• _Assignment_
Output all of the data below exactly as given.

Data records for software interfaces
━━━━━━━━

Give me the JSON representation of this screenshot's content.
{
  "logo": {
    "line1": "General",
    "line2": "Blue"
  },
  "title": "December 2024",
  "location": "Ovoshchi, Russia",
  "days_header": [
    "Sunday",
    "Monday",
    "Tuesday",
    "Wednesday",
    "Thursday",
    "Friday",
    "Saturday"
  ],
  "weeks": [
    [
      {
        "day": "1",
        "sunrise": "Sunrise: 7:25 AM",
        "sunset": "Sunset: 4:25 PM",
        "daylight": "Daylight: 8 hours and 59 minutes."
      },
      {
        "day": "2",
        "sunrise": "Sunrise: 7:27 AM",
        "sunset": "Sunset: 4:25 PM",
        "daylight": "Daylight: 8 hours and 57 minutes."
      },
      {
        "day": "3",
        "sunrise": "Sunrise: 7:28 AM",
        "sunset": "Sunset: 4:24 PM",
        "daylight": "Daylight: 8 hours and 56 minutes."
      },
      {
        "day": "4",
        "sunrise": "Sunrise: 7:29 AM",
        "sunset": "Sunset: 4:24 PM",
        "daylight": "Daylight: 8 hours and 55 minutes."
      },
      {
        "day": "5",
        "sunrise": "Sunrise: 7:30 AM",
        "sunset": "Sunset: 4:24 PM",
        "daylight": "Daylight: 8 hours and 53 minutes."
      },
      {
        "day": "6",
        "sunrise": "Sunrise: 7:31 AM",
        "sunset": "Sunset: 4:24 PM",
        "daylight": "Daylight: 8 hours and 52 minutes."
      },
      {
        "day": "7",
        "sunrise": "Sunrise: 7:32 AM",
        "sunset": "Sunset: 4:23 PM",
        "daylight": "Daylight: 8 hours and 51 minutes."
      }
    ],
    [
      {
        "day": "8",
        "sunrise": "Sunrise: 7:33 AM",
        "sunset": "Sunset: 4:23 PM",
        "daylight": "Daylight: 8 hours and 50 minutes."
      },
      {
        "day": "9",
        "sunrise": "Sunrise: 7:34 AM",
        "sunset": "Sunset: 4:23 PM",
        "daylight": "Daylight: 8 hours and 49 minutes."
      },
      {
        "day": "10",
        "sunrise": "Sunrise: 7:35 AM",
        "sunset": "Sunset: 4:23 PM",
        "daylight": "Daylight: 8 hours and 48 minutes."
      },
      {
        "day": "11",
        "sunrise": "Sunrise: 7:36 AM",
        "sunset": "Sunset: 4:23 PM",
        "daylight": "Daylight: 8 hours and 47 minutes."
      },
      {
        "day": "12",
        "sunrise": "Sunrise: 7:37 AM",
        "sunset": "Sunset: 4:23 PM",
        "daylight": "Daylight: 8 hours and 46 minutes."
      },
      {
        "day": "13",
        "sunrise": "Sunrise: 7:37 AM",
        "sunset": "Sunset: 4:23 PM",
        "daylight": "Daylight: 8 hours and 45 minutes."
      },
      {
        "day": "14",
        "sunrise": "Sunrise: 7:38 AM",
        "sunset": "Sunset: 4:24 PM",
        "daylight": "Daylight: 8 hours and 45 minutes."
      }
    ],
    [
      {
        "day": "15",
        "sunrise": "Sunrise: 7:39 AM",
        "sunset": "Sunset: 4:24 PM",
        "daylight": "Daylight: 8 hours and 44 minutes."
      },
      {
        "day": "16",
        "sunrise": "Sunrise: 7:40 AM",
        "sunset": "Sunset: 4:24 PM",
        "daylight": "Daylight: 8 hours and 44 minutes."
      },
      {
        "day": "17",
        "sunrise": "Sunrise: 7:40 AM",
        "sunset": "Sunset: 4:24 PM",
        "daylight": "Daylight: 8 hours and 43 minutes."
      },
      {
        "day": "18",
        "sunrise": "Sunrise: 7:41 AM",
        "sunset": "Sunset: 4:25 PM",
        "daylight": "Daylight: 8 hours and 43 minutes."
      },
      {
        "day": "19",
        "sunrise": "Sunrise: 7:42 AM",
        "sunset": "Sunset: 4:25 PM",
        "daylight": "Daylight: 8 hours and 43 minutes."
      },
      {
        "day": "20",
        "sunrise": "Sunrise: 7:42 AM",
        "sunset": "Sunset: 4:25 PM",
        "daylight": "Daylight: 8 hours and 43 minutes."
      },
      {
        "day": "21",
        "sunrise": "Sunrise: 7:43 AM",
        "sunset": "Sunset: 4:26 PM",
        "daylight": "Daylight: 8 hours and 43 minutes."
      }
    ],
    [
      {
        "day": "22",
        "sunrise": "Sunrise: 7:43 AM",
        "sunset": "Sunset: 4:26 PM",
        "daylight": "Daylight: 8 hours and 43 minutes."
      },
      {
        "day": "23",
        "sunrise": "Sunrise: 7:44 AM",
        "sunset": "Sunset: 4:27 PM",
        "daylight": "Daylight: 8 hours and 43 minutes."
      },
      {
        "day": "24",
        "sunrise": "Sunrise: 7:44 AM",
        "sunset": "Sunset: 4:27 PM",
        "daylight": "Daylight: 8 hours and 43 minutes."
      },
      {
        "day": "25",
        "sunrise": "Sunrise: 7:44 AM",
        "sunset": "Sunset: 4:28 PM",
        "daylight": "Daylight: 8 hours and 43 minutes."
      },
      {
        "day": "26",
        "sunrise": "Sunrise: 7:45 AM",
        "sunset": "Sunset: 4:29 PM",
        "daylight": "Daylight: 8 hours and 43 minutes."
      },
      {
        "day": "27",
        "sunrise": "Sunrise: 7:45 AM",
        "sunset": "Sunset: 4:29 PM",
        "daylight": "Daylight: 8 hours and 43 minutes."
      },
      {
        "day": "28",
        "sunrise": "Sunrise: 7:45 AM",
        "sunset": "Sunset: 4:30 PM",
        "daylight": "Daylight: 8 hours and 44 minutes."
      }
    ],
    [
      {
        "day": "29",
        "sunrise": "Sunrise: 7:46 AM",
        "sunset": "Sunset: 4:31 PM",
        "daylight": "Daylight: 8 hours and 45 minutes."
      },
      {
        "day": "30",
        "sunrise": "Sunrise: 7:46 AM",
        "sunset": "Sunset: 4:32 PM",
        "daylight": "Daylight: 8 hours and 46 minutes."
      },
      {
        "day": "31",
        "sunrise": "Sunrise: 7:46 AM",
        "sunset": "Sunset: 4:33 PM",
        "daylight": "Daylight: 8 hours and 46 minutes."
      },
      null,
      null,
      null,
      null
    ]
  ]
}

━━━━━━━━

• _Result of this exercise_
Give me the JSON representation of this screenshot's content.
{
  "logo": {
    "line1": "General",
    "line2": "Blue"
  },
  "title": "December 2024",
  "location": "Ovoshchi, Russia",
  "days_header": [
    "Sunday",
    "Monday",
    "Tuesday",
    "Wednesday",
    "Thursday",
    "Friday",
    "Saturday"
  ],
  "weeks": [
    [
      {
        "day": "1",
        "sunrise": "Sunrise: 7:25 AM",
        "sunset": "Sunset: 4:25 PM",
        "daylight": "Daylight: 8 hours and 59 minutes."
      },
      {
        "day": "2",
        "sunrise": "Sunrise: 7:27 AM",
        "sunset": "Sunset: 4:25 PM",
        "daylight": "Daylight: 8 hours and 57 minutes."
      },
      {
        "day": "3",
        "sunrise": "Sunrise: 7:28 AM",
        "sunset": "Sunset: 4:24 PM",
        "daylight": "Daylight: 8 hours and 56 minutes."
      },
      {
        "day": "4",
        "sunrise": "Sunrise: 7:29 AM",
        "sunset": "Sunset: 4:24 PM",
        "daylight": "Daylight: 8 hours and 55 minutes."
      },
      {
        "day": "5",
        "sunrise": "Sunrise: 7:30 AM",
        "sunset": "Sunset: 4:24 PM",
        "daylight": "Daylight: 8 hours and 53 minutes."
      },
      {
        "day": "6",
        "sunrise": "Sunrise: 7:31 AM",
        "sunset": "Sunset: 4:24 PM",
        "daylight": "Daylight: 8 hours and 52 minutes."
      },
      {
        "day": "7",
        "sunrise": "Sunrise: 7:32 AM",
        "sunset": "Sunset: 4:23 PM",
        "daylight": "Daylight: 8 hours and 51 minutes."
      }
    ],
    [
      {
        "day": "8",
        "sunrise": "Sunrise: 7:33 AM",
        "sunset": "Sunset: 4:23 PM",
        "daylight": "Daylight: 8 hours and 50 minutes."
      },
      {
        "day": "9",
        "sunrise": "Sunrise: 7:34 AM",
        "sunset": "Sunset: 4:23 PM",
        "daylight": "Daylight: 8 hours and 49 minutes."
      },
      {
        "day": "10",
        "sunrise": "Sunrise: 7:35 AM",
        "sunset": "Sunset: 4:23 PM",
        "daylight": "Daylight: 8 hours and 48 minutes."
      },
      {
        "day": "11",
        "sunrise": "Sunrise: 7:36 AM",
        "sunset": "Sunset: 4:23 PM",
        "daylight": "Daylight: 8 hours and 47 minutes."
      },
      {
        "day": "12",
        "sunrise": "Sunrise: 7:37 AM",
        "sunset": "Sunset: 4:23 PM",
        "daylight": "Daylight: 8 hours and 46 minutes."
      },
      {
        "day": "13",
        "sunrise": "Sunrise: 7:37 AM",
        "sunset": "Sunset: 4:23 PM",
        "daylight": "Daylight: 8 hours and 45 minutes."
      },
      {
        "day": "14",
        "sunrise": "Sunrise: 7:38 AM",
        "sunset": "Sunset: 4:24 PM",
        "daylight": "Daylight: 8 hours and 45 minutes."
      }
    ],
    [
      {
        "day": "15",
        "sunrise": "Sunrise: 7:39 AM",
        "sunset": "Sunset: 4:24 PM",
        "daylight": "Daylight: 8 hours and 44 minutes."
      },
      {
        "day": "16",
        "sunrise": "Sunrise: 7:40 AM",
        "sunset": "Sunset: 4:24 PM",
        "daylight": "Daylight: 8 hours and 44 minutes."
      },
      {
        "day": "17",
        "sunrise": "Sunrise: 7:40 AM",
        "sunset": "Sunset: 4:24 PM",
        "daylight": "Daylight: 8 hours and 43 minutes."
      },
      {
        "day": "18",
        "sunrise": "Sunrise: 7:41 AM",
        "sunset": "Sunset: 4:25 PM",
        "daylight": "Daylight: 8 hours and 43 minutes."
      },
      {
        "day": "19",
        "sunrise": "Sunrise: 7:42 AM",
        "sunset": "Sunset: 4:25 PM",
        "daylight": "Daylight: 8 hours and 43 minutes."
      },
      {
        "day": "20",
        "sunrise": "Sunrise: 7:42 AM",
        "sunset": "Sunset: 4:25 PM",
        "daylight": "Daylight: 8 hours and 43 minutes."
      },
      {
        "day": "21",
        "sunrise": "Sunrise: 7:43 AM",
        "sunset": "Sunset: 4:26 PM",
        "daylight": "Daylight: 8 hours and 43 minutes."
      }
    ],
    [
      {
        "day": "22",
        "sunrise": "Sunrise: 7:43 AM",
        "sunset": "Sunset: 4:26 PM",
        "daylight": "Daylight: 8 hours and 43 minutes."
      },
      {
        "day": "23",
        "sunrise": "Sunrise: 7:44 AM",
        "sunset": "Sunset: 4:27 PM",
        "daylight": "Daylight: 8 hours and 43 minutes."
      },
      {
        "day": "24",
        "sunrise": "Sunrise: 7:44 AM",
        "sunset": "Sunset: 4:27 PM",
        "daylight": "Daylight: 8 hours and 43 minutes."
      },
      {
        "day": "25",
        "sunrise": "Sunrise: 7:44 AM",
        "sunset": "Sunset: 4:28 PM",
        "daylight": "Daylight: 8 hours and 43 minutes."
      },
      {
        "day": "26",
        "sunrise": "Sunrise: 7:45 AM",
        "sunset": "Sunset: 4:29 PM",
        "daylight": "Daylight: 8 hours and 43 minutes."
      },
      {
        "day": "27",
        "sunrise": "Sunrise: 7:45 AM",
        "sunset": "Sunset: 4:29 PM",
        "daylight": "Daylight: 8 hours and 43 minutes."
      },
      {
        "day": "28",
        "sunrise": "Sunrise: 7:45 AM",
        "sunset": "Sunset: 4:30 PM",
        "daylight": "Daylight: 8 hours and 44 minutes."
      }
    ],
    [
      {
        "day": "29",
        "sunrise": "Sunrise: 7:46 AM",
        "sunset": "Sunset: 4:31 PM",
        "daylight": "Daylight: 8 hours and 45 minutes."
      },
      {
        "day": "30",
        "sunrise": "Sunrise: 7:46 AM",
        "sunset": "Sunset: 4:32 PM",
        "daylight": "Daylight: 8 hours and 46 minutes."
      },
      {
        "day": "31",
        "sunrise": "Sunrise: 7:46 AM",
        "sunset": "Sunset: 4:33 PM",
        "daylight": "Daylight: 8 hours and 46 minutes."
      },
      null,
      null,
      null,
      null
    ]
  ]
}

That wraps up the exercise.